* _YOUR ASSIGNMENT_
Skip the pictures. Copy all the rest of the records down exactly.

* _DATA PROVIDED_
==========

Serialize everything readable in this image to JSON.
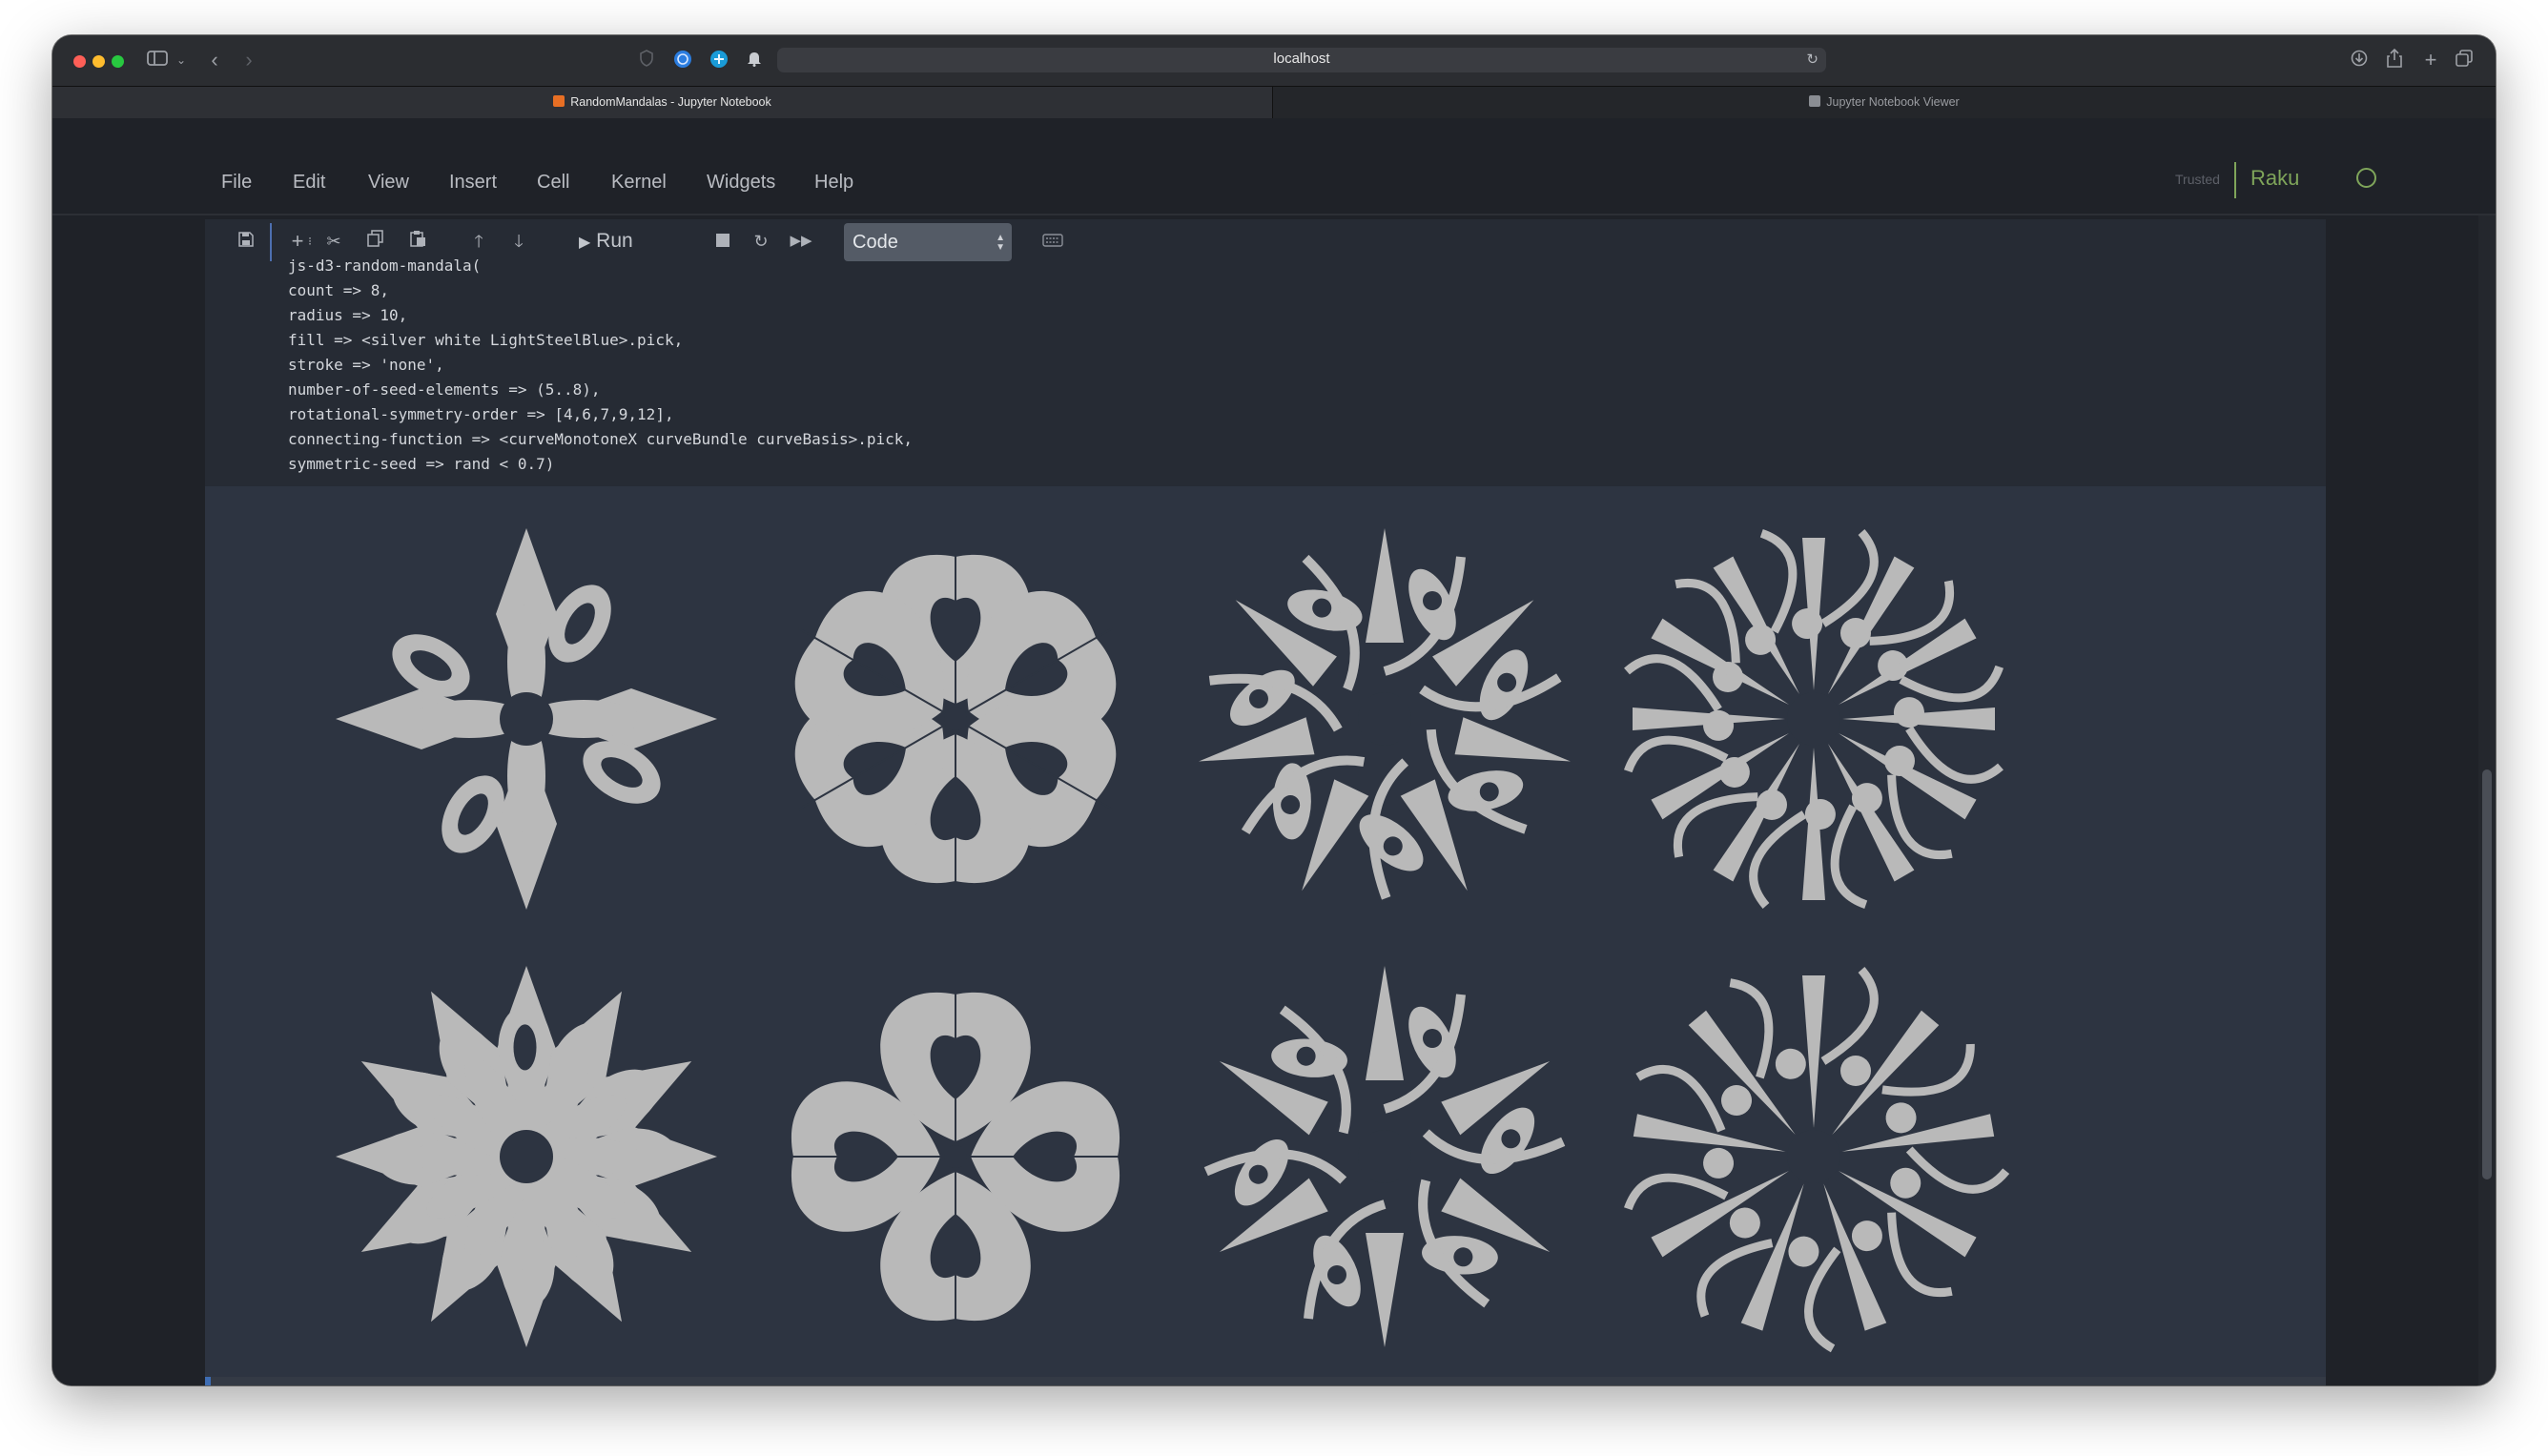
{
  "browser": {
    "url": "localhost",
    "tabs": [
      {
        "label": "RandomMandalas - Jupyter Notebook",
        "active": true
      },
      {
        "label": "Jupyter Notebook Viewer",
        "active": false
      }
    ]
  },
  "menu": {
    "items": [
      "File",
      "Edit",
      "View",
      "Insert",
      "Cell",
      "Kernel",
      "Widgets",
      "Help"
    ]
  },
  "kernel": {
    "trusted": "Trusted",
    "name": "Raku",
    "status_color": "#7fa55a"
  },
  "toolbar": {
    "run_label": "Run",
    "cell_type": "Code",
    "icons": [
      "save-icon",
      "add-cell-icon",
      "cut-icon",
      "copy-icon",
      "paste-icon",
      "move-up-icon",
      "move-down-icon",
      "play-icon",
      "stop-icon",
      "restart-icon",
      "fast-forward-icon",
      "keyboard-icon"
    ]
  },
  "code_cell": {
    "lines": [
      "js-d3-random-mandala(",
      "count => 8,",
      "radius => 10,",
      "fill => <silver white LightSteelBlue>.pick,",
      "stroke => 'none',",
      "number-of-seed-elements => (5..8),",
      "rotational-symmetry-order => [4,6,7,9,12],",
      "connecting-function => <curveMonotoneX curveBundle curveBasis>.pick,",
      "symmetric-seed => rand < 0.7)"
    ]
  },
  "output": {
    "mandala_count": 8,
    "fill": "#b9b9b9",
    "background": "#2d3441",
    "mandalas": [
      {
        "order": 4
      },
      {
        "order": 6
      },
      {
        "order": 7
      },
      {
        "order": 12
      },
      {
        "order": 12
      },
      {
        "order": 4
      },
      {
        "order": 6
      },
      {
        "order": 9
      }
    ]
  }
}
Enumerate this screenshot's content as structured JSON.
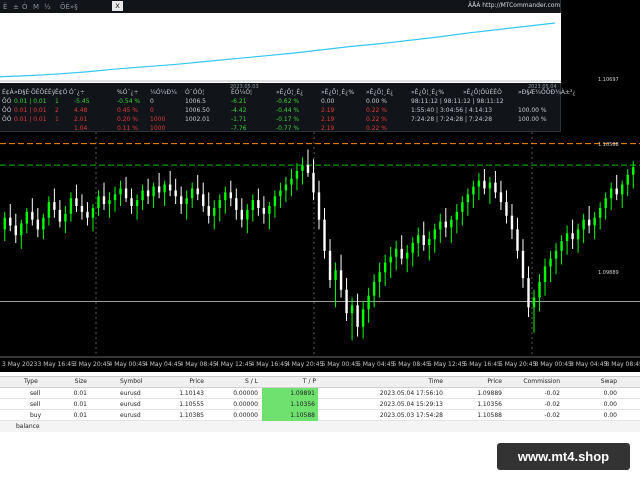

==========

* _REPLY TO THE EXERCISE_
Serialize everything readable in this image to JSON.
{
  "browser": {
    "url": "localhost",
    "tabs": [
      {
        "label": "RandomMandalas - Jupyter Notebook",
        "active": true
      },
      {
        "label": "Jupyter Notebook Viewer",
        "active": false
      }
    ]
  },
  "menu": {
    "items": [
      "File",
      "Edit",
      "View",
      "Insert",
      "Cell",
      "Kernel",
      "Widgets",
      "Help"
    ]
  },
  "kernel": {
    "trusted": "Trusted",
    "name": "Raku",
    "status_color": "#7fa55a"
  },
  "toolbar": {
    "run_label": "Run",
    "cell_type": "Code",
    "icons": [
      "save-icon",
      "add-cell-icon",
      "cut-icon",
      "copy-icon",
      "paste-icon",
      "move-up-icon",
      "move-down-icon",
      "play-icon",
      "stop-icon",
      "restart-icon",
      "fast-forward-icon",
      "keyboard-icon"
    ]
  },
  "code_cell": {
    "lines": [
      "js-d3-random-mandala(",
      "count => 8,",
      "radius => 10,",
      "fill => <silver white LightSteelBlue>.pick,",
      "stroke => 'none',",
      "number-of-seed-elements => (5..8),",
      "rotational-symmetry-order => [4,6,7,9,12],",
      "connecting-function => <curveMonotoneX curveBundle curveBasis>.pick,",
      "symmetric-seed => rand < 0.7)"
    ]
  },
  "output": {
    "mandala_count": 8,
    "fill": "#b9b9b9",
    "background": "#2d3441",
    "mandalas": [
      {
        "order": 4
      },
      {
        "order": 6
      },
      {
        "order": 7
      },
      {
        "order": 12
      },
      {
        "order": 12
      },
      {
        "order": 4
      },
      {
        "order": 6
      },
      {
        "order": 9
      }
    ]
  }
}
Enumerate this screenshot's content as structured JSON.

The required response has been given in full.